#### Given data
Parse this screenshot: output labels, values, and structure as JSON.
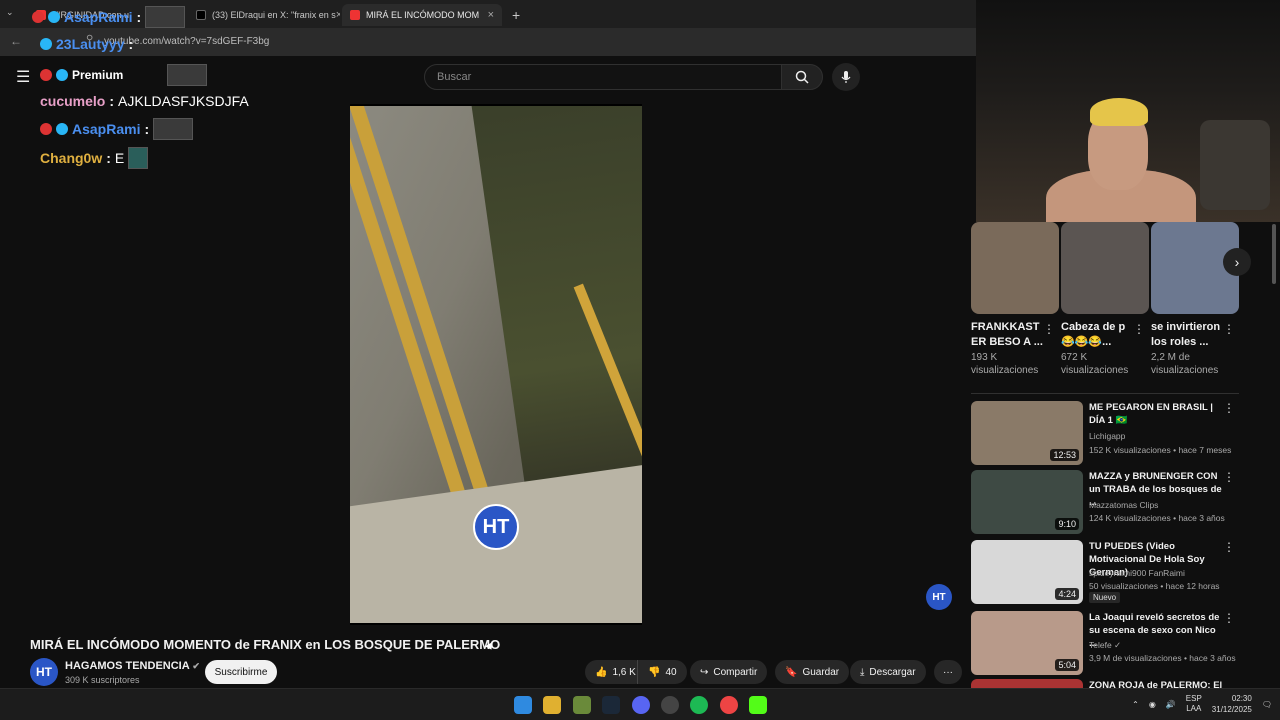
{
  "browser": {
    "tabs": [
      {
        "label": "VIRGINIDAD con u",
        "active": false
      },
      {
        "label": "(33) ElDraqui en X: \"franix en s",
        "active": false
      },
      {
        "label": "MIRÁ EL INCÓMODO MOM",
        "active": true
      }
    ],
    "url": "youtube.com/watch?v=7sdGEF-F3bg",
    "new_tab": "+",
    "close": "×"
  },
  "youtube": {
    "search_placeholder": "Buscar",
    "video_title": "MIRÁ EL INCÓMODO MOMENTO de FRANIX en LOS BOSQUE DE PALERMO",
    "channel_name": "HAGAMOS TENDENCIA",
    "channel_subs": "309 K suscriptores",
    "subscribe": "Suscribirme",
    "likes": "1,6 K",
    "dislikes": "40",
    "share": "Compartir",
    "save": "Guardar",
    "download": "Descargar",
    "more": "···",
    "logo_text": "HT"
  },
  "chat": [
    {
      "user": "Premium",
      "text": "",
      "color": "#ffffff"
    },
    {
      "user": "cucumelo",
      "text": "AJKLDASFJKSDJFA",
      "color": "#e8a0c8"
    },
    {
      "user": "AsapRami",
      "text": "",
      "color": "#4a8ff0"
    },
    {
      "user": "Chang0w",
      "text": "E",
      "color": "#e0b040"
    }
  ],
  "chat_overlay_top": [
    {
      "user": "AsapRami",
      "color": "#4a8ff0"
    },
    {
      "user": "23Lautyyy",
      "color": "#4a8ff0"
    }
  ],
  "shorts": [
    {
      "title": "FRANKKAST ER BESO A ...",
      "views": "193 K visualizaciones"
    },
    {
      "title": "Cabeza de p 😂😂😂...",
      "views": "672 K visualizaciones"
    },
    {
      "title": "se invirtieron los roles ...",
      "views": "2,2 M de visualizaciones"
    }
  ],
  "recommended": [
    {
      "title": "ME PEGARON EN BRASIL | DÍA 1 🇧🇷",
      "channel": "Lichigapp",
      "meta": "152 K visualizaciones • hace 7 meses",
      "duration": "12:53",
      "new": ""
    },
    {
      "title": "MAZZA y BRUNENGER CON un TRABA de los bosques de ...",
      "channel": "Mazzatomas Clips",
      "meta": "124 K visualizaciones • hace 3 años",
      "duration": "9:10",
      "new": ""
    },
    {
      "title": "TU PUEDES (Video Motivacional De Hola Soy German)",
      "channel": "spideyraimi900 FanRaimi",
      "meta": "50 visualizaciones • hace 12 horas",
      "duration": "4:24",
      "new": "Nuevo"
    },
    {
      "title": "La Joaqui reveló secretos de su escena de sexo con Nico ...",
      "channel": "Telefe ✓",
      "meta": "3,9 M de visualizaciones • hace 3 años",
      "duration": "5:04",
      "new": ""
    },
    {
      "title": "ZONA ROJA de PALERMO: El",
      "channel": "",
      "meta": "",
      "duration": "",
      "new": ""
    }
  ],
  "taskbar": {
    "lang": "ESP",
    "lang2": "LAA",
    "time": "02:30",
    "date": "31/12/2025"
  }
}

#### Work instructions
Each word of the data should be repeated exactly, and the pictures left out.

#### Result of the exercise
Parse this screenshot: output labels, values, and structure as JSON.
{
  "browser": {
    "tabs": [
      {
        "label": "VIRGINIDAD con u",
        "active": false
      },
      {
        "label": "(33) ElDraqui en X: \"franix en s",
        "active": false
      },
      {
        "label": "MIRÁ EL INCÓMODO MOM",
        "active": true
      }
    ],
    "url": "youtube.com/watch?v=7sdGEF-F3bg",
    "new_tab": "+",
    "close": "×"
  },
  "youtube": {
    "search_placeholder": "Buscar",
    "video_title": "MIRÁ EL INCÓMODO MOMENTO de FRANIX en LOS BOSQUE DE PALERMO",
    "channel_name": "HAGAMOS TENDENCIA",
    "channel_subs": "309 K suscriptores",
    "subscribe": "Suscribirme",
    "likes": "1,6 K",
    "dislikes": "40",
    "share": "Compartir",
    "save": "Guardar",
    "download": "Descargar",
    "more": "···",
    "logo_text": "HT"
  },
  "chat": [
    {
      "user": "Premium",
      "text": "",
      "color": "#ffffff"
    },
    {
      "user": "cucumelo",
      "text": "AJKLDASFJKSDJFA",
      "color": "#e8a0c8"
    },
    {
      "user": "AsapRami",
      "text": "",
      "color": "#4a8ff0"
    },
    {
      "user": "Chang0w",
      "text": "E",
      "color": "#e0b040"
    }
  ],
  "chat_overlay_top": [
    {
      "user": "AsapRami",
      "color": "#4a8ff0"
    },
    {
      "user": "23Lautyyy",
      "color": "#4a8ff0"
    }
  ],
  "shorts": [
    {
      "title": "FRANKKAST ER BESO A ...",
      "views": "193 K visualizaciones"
    },
    {
      "title": "Cabeza de p 😂😂😂...",
      "views": "672 K visualizaciones"
    },
    {
      "title": "se invirtieron los roles ...",
      "views": "2,2 M de visualizaciones"
    }
  ],
  "recommended": [
    {
      "title": "ME PEGARON EN BRASIL | DÍA 1 🇧🇷",
      "channel": "Lichigapp",
      "meta": "152 K visualizaciones • hace 7 meses",
      "duration": "12:53",
      "new": ""
    },
    {
      "title": "MAZZA y BRUNENGER CON un TRABA de los bosques de ...",
      "channel": "Mazzatomas Clips",
      "meta": "124 K visualizaciones • hace 3 años",
      "duration": "9:10",
      "new": ""
    },
    {
      "title": "TU PUEDES (Video Motivacional De Hola Soy German)",
      "channel": "spideyraimi900 FanRaimi",
      "meta": "50 visualizaciones • hace 12 horas",
      "duration": "4:24",
      "new": "Nuevo"
    },
    {
      "title": "La Joaqui reveló secretos de su escena de sexo con Nico ...",
      "channel": "Telefe ✓",
      "meta": "3,9 M de visualizaciones • hace 3 años",
      "duration": "5:04",
      "new": ""
    },
    {
      "title": "ZONA ROJA de PALERMO: El",
      "channel": "",
      "meta": "",
      "duration": "",
      "new": ""
    }
  ],
  "taskbar": {
    "lang": "ESP",
    "lang2": "LAA",
    "time": "02:30",
    "date": "31/12/2025"
  }
}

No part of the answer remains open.